This America: The Motion Picture Review Has Some Spoilers
Talk about pony rides. | Image via Netflix.
It’s hard to see again America: the movie without going into spoilers. Although it’s less about what happens and the story, but more about how it happens. And also, in a way, the why. But it’s hard to find meaning in the story. It’s meant to be a very unsubtle comedy featuring reimagined versions of America’s greatest heroes, crammed together in surprising and unexpected ways. But trying to find a purpose in America: the movie is probably unnecessary. Especially since it’s not really meant to be, substantial.
Creators of Archer and produced by Phil Lord and Chris Miller, America: the movie is just plain silly fun. It’s an outrageous story that sometimes gets too complacent and too referential, but when the jokes land, it’s pretty fun! And that’s largely because of the pretty impressive voice cast.
The voice cast is as crazy as the movie
Join the M. Smith team! | Image via Netflix.
Tatum himself is the head of this star cast of so-called revolutionaries. Reunion with her 21, rue du saut directors, Tatum is quite offbeat here. He portrays Washington as an insecure and selfish reveler. It’s the rascal with the heart of gold who must take up the challenge, kind of trope we’ve seen many times before. Brotherly Samuel Adams, played by Jason Mantzoukas, joins him. The chemistry between them is quite palpable and hilarious. Things get weird when a female Thomas Edison (Olivia Munn) joins the group. With a Native American in the iconic Geronimo (Raoul Max Trujillo), and a black blacksmith named Blacksmith (Killer Mike). I really can not. Given the time these characters come from, the elements of women’s rights, diversity, and racism are pretty risky, but they sort of work as well. Occasionally. Among others.
What works and what doesn’t in this animated adult fare
Nobody wins in ‘Nam! | Image via Netflix.
Now a word of warning, America: the movie brutally kills historical figures with blood and blood. There are insane amounts of inappropriate jokes at the expense of women, minorities and other underrepresented communities. While the majority of these jokes revolve around the fact that under-representation of these communities was the norm at the time, it remains a bit shocking. And maybe triggering for some. But it’s really Seth MacFarlane’s kind of comedy, so if you like it you’ll be in it. It’s absolutely shock and awe-inspiring and totally intentional.

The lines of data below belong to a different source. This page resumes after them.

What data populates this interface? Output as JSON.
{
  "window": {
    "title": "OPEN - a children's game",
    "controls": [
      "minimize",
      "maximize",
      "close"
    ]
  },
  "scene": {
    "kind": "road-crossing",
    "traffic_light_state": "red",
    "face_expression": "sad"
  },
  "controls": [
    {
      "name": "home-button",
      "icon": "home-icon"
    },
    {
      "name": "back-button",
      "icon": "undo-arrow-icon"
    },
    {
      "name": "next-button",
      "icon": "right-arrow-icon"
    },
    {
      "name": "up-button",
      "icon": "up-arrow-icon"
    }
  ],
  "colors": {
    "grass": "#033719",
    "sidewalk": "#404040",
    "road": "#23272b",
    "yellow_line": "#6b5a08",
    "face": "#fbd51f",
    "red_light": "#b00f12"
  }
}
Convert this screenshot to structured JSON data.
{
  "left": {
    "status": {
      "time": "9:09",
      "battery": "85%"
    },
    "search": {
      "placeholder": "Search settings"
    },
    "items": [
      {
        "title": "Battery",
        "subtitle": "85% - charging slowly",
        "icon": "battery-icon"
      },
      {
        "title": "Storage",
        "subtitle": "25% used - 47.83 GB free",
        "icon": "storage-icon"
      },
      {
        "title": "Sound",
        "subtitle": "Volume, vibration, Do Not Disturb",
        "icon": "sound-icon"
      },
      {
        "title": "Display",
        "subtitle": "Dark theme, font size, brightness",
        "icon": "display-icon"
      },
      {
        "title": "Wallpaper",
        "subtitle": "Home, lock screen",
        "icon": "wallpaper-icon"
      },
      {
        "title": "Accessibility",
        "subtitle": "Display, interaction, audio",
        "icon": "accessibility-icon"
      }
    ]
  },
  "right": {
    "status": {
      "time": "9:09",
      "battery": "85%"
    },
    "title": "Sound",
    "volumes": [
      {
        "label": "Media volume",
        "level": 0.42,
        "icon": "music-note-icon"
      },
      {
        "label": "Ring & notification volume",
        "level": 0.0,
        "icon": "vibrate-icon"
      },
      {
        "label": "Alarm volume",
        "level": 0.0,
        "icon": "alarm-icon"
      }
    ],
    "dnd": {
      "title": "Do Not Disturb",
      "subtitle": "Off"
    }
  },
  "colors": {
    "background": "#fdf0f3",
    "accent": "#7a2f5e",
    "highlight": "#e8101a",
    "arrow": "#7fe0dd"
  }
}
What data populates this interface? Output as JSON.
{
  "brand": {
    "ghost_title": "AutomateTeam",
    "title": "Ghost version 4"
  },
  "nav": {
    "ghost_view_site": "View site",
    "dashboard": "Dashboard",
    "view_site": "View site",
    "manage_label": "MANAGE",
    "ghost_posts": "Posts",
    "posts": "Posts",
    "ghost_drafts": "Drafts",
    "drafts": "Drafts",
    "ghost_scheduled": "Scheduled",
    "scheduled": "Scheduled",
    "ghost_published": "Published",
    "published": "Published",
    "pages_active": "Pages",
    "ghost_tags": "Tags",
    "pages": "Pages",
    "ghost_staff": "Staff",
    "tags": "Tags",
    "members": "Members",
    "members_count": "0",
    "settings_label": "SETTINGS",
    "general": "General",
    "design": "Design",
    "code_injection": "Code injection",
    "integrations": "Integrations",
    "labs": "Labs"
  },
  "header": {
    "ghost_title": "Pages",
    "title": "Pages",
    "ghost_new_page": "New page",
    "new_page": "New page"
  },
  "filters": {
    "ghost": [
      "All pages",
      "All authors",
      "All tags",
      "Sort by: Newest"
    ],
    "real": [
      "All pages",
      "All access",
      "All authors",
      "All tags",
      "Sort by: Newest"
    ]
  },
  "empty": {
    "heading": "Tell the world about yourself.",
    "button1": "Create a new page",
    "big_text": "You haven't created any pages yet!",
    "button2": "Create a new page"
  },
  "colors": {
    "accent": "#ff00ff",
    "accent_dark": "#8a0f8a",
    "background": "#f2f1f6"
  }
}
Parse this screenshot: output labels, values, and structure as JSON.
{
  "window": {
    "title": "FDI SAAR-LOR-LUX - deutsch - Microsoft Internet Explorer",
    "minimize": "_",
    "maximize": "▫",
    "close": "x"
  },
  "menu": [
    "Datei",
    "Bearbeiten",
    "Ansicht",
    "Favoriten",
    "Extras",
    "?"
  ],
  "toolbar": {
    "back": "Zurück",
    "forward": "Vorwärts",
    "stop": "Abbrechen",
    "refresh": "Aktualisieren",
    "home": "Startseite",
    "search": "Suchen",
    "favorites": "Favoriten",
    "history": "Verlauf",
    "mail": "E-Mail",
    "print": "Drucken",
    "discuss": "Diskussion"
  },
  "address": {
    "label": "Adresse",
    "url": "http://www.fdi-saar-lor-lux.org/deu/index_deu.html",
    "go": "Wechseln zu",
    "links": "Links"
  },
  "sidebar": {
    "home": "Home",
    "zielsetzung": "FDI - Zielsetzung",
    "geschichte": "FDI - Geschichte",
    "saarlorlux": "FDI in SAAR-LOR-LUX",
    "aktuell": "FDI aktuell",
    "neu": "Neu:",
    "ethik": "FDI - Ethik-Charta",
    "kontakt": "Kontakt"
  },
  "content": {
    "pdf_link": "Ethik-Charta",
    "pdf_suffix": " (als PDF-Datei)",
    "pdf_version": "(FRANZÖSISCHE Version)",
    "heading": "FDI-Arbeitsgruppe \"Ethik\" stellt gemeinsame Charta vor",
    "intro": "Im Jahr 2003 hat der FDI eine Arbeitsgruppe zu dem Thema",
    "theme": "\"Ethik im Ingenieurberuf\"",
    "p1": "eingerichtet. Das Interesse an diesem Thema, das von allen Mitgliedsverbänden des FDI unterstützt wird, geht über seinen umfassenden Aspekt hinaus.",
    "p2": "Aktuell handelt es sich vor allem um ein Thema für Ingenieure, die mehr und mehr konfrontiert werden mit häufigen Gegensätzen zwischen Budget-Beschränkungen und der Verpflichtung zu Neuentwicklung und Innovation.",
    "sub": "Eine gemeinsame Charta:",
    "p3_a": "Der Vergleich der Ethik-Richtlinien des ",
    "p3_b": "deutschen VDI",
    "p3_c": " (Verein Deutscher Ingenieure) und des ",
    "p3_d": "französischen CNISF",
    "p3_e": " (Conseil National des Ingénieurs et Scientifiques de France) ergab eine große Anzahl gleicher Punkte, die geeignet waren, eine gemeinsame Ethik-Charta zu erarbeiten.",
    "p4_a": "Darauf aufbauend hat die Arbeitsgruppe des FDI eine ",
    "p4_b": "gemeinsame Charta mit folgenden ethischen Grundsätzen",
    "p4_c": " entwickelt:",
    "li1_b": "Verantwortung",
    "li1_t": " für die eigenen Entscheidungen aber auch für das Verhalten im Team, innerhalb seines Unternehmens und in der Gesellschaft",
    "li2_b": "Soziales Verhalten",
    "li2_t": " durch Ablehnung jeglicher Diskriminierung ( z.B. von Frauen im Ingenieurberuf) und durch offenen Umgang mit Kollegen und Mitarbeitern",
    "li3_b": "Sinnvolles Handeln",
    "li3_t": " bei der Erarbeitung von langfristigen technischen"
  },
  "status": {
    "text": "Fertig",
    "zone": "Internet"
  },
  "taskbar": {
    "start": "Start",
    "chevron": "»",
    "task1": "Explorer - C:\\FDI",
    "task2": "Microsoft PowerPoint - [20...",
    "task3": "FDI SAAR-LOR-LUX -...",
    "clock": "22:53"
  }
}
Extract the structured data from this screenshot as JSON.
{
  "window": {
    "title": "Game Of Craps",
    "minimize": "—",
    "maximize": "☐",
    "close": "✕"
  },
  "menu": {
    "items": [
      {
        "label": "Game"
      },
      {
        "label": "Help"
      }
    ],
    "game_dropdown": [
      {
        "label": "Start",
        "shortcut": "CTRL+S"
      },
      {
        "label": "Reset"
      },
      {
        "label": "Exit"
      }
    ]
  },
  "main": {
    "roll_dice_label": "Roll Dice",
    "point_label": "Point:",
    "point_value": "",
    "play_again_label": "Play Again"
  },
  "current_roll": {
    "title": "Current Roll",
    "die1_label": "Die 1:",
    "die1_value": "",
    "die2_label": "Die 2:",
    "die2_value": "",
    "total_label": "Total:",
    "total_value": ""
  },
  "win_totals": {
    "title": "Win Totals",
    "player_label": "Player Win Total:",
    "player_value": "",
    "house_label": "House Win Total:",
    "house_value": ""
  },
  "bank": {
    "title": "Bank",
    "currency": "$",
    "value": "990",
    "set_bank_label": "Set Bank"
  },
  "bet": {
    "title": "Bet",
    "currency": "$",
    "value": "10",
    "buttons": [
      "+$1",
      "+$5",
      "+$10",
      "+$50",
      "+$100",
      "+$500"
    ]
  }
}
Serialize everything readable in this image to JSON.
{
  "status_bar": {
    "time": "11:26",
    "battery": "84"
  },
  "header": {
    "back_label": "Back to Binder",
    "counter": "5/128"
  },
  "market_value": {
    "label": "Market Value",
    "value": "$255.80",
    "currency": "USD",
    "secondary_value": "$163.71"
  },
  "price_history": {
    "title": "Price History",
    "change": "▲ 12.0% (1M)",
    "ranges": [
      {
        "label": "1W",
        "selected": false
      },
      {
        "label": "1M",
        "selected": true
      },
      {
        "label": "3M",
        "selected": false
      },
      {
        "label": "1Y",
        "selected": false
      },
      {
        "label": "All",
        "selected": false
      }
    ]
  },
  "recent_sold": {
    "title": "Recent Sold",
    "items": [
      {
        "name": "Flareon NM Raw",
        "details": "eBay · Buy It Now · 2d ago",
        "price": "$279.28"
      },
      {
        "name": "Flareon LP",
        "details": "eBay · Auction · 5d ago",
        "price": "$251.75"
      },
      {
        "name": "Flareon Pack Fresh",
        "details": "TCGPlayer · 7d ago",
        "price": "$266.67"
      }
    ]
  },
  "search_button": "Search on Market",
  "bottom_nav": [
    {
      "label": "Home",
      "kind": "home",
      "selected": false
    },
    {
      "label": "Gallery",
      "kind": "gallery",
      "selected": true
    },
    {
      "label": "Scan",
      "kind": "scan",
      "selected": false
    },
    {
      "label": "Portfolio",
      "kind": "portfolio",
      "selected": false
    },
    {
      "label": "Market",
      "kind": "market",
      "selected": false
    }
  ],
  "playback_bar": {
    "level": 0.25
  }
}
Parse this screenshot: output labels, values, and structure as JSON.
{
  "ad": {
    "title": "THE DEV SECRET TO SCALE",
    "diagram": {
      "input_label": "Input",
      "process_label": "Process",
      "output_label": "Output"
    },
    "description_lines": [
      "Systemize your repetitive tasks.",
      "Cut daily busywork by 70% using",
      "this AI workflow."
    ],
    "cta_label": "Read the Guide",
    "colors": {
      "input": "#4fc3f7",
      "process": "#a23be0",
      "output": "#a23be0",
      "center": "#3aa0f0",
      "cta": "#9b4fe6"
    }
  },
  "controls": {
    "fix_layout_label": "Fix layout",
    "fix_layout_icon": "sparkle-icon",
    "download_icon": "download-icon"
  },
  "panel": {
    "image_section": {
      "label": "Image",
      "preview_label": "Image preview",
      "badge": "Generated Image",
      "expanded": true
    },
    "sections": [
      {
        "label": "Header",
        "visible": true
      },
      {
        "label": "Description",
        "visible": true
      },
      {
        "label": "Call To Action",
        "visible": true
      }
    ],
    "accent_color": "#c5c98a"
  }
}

The stuff that works in America The Movie, is when the film pokes fun at America itself and the current state of one of the greatest nations in the world. The political satire and criticism of what the country has done with its hard-fought freedom is really what makes the film shine. But it’s almost always undermined with the most free items. All in all, the new animated film is truly a quick and fun watch, one that is best enjoyed without too much analysis, at the risk of squeezing its pearls of despair. And if adult-themed vulgar comedy isn’t something you like, you’re probably better off skipping that altogether.
America: the movie is now streaming on Netflix.
What did you think of the new adult satirical animated comedy? Let me know in the comments below.
Featured image via Netflix.
Shah Shahid is an entertainment writer, movie critic (according to him), host of the Split Screen podcast (on Apple podcasts and everywhere else), and film dad on a mission to educate his daughters over decades of history of cinema. Armed with uncontrollable sarcasm and cautious optimism, Shah adores discussing content from movies, television, and comics until his wife’s eyes turn glassy. So save her by engaging her on her own blog at BlankPageBeatdown.com or Twitter @theshahshahid.